Instructions to follow » Show, from the entries below, every line in which "title" appears.

Records supplied »

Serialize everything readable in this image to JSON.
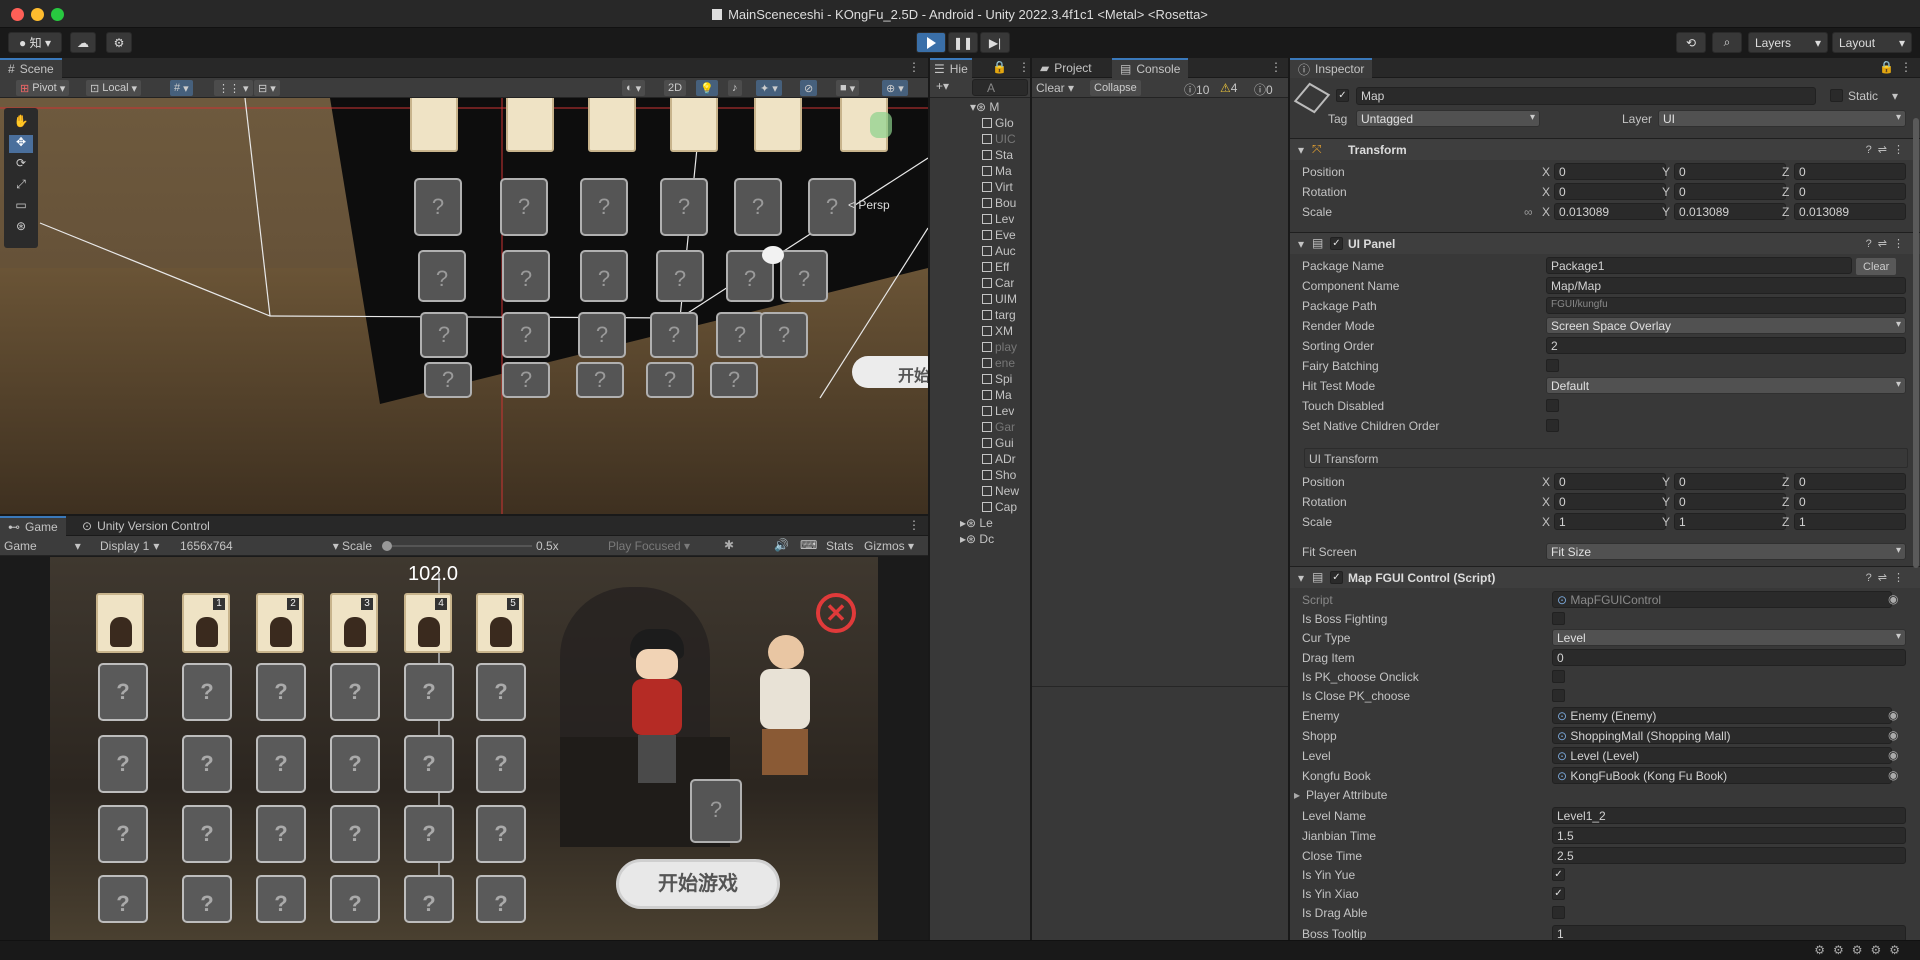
{
  "window": {
    "title": "MainSceneceshi - KOngFu_2.5D - Android - Unity 2022.3.4f1c1 <Metal> <Rosetta>"
  },
  "toolbar": {
    "account_label": "知",
    "layers_label": "Layers",
    "layout_label": "Layout"
  },
  "scene": {
    "tab_label": "Scene",
    "pivot_label": "Pivot",
    "local_label": "Local",
    "mode_2d_label": "2D",
    "persp_label": "< Persp",
    "start_label": "开始"
  },
  "game": {
    "tab_label": "Game",
    "vc_tab_label": "Unity Version Control",
    "game_dd": "Game",
    "display_dd": "Display 1",
    "resolution_dd": "1656x764",
    "scale_label": "Scale",
    "scale_value": "0.5x",
    "play_focused": "Play Focused",
    "stats_label": "Stats",
    "gizmos_label": "Gizmos",
    "counter": "102.0",
    "start_button": "开始游戏",
    "card_numbers": [
      "1",
      "2",
      "3",
      "4",
      "5"
    ]
  },
  "hierarchy": {
    "tab_label": "Hie",
    "search_placeholder": "A",
    "root_label": "M",
    "items": [
      "Glo",
      "UIC",
      "Sta",
      "Ma",
      "Virt",
      "Bou",
      "Lev",
      "Eve",
      "Auc",
      "Eff",
      "Car",
      "UIM",
      "targ",
      "XM",
      "play",
      "ene",
      "Spi",
      "Ma",
      "Lev",
      "Gar",
      "Gui",
      "ADr",
      "Sho",
      "New",
      "Cap"
    ],
    "bottom_items": [
      "Le",
      "Dc"
    ]
  },
  "project": {
    "tab_label": "Project",
    "console_tab_label": "Console",
    "clear_label": "Clear",
    "collapse_label": "Collapse",
    "log_count": "10",
    "warn_count": "4",
    "error_count": "0"
  },
  "inspector": {
    "tab_label": "Inspector",
    "object_name": "Map",
    "static_label": "Static",
    "tag_label": "Tag",
    "tag_value": "Untagged",
    "layer_label": "Layer",
    "layer_value": "UI",
    "transform": {
      "title": "Transform",
      "position_label": "Position",
      "rotation_label": "Rotation",
      "scale_label": "Scale",
      "position": [
        "0",
        "0",
        "0"
      ],
      "rotation": [
        "0",
        "0",
        "0"
      ],
      "scale": [
        "0.013089",
        "0.013089",
        "0.013089"
      ]
    },
    "ui_panel": {
      "title": "UI Panel",
      "clear_label": "Clear",
      "fields": [
        {
          "label": "Package Name",
          "value": "Package1"
        },
        {
          "label": "Component Name",
          "value": "Map/Map"
        },
        {
          "label": "Package Path",
          "value": "FGUI/kungfu"
        },
        {
          "label": "Render Mode",
          "value": "Screen Space Overlay"
        },
        {
          "label": "Sorting Order",
          "value": "2"
        },
        {
          "label": "Fairy Batching",
          "value": ""
        },
        {
          "label": "Hit Test Mode",
          "value": "Default"
        },
        {
          "label": "Touch Disabled",
          "value": ""
        },
        {
          "label": "Set Native Children Order",
          "value": ""
        }
      ],
      "ui_transform_label": "UI Transform",
      "position": [
        "0",
        "0",
        "0"
      ],
      "rotation": [
        "0",
        "0",
        "0"
      ],
      "scale": [
        "1",
        "1",
        "1"
      ],
      "fit_screen_label": "Fit Screen",
      "fit_screen_value": "Fit Size"
    },
    "x_label": "X",
    "y_label": "Y",
    "z_label": "Z",
    "script_comp": {
      "title": "Map FGUI Control (Script)",
      "fields": [
        {
          "label": "Script",
          "value": "MapFGUIControl"
        },
        {
          "label": "Is Boss Fighting",
          "value": ""
        },
        {
          "label": "Cur Type",
          "value": "Level"
        },
        {
          "label": "Drag Item",
          "value": "0"
        },
        {
          "label": "Is PK_choose Onclick",
          "value": ""
        },
        {
          "label": "Is Close PK_choose",
          "value": ""
        },
        {
          "label": "Enemy",
          "value": "Enemy (Enemy)"
        },
        {
          "label": "Shopp",
          "value": "ShoppingMall (Shopping Mall)"
        },
        {
          "label": "Level",
          "value": "Level (Level)"
        },
        {
          "label": "Kongfu Book",
          "value": "KongFuBook (Kong Fu Book)"
        },
        {
          "label": "Player Attribute",
          "value": ""
        },
        {
          "label": "Level Name",
          "value": "Level1_2"
        },
        {
          "label": "Jianbian Time",
          "value": "1.5"
        },
        {
          "label": "Close Time",
          "value": "2.5"
        },
        {
          "label": "Is Yin Yue",
          "value": "✓"
        },
        {
          "label": "Is Yin Xiao",
          "value": "✓"
        },
        {
          "label": "Is Drag Able",
          "value": ""
        },
        {
          "label": "Boss Tooltip",
          "value": "1"
        }
      ]
    }
  }
}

Completed exercise »
    "title": "MainSceneceshi - KOngFu_2.5D - Android - Unity 2022.3.4f1c1 <Metal> <Rosetta>"
      "title": "Transform",
      "title": "UI Panel",
      "title": "Map FGUI Control (Script)",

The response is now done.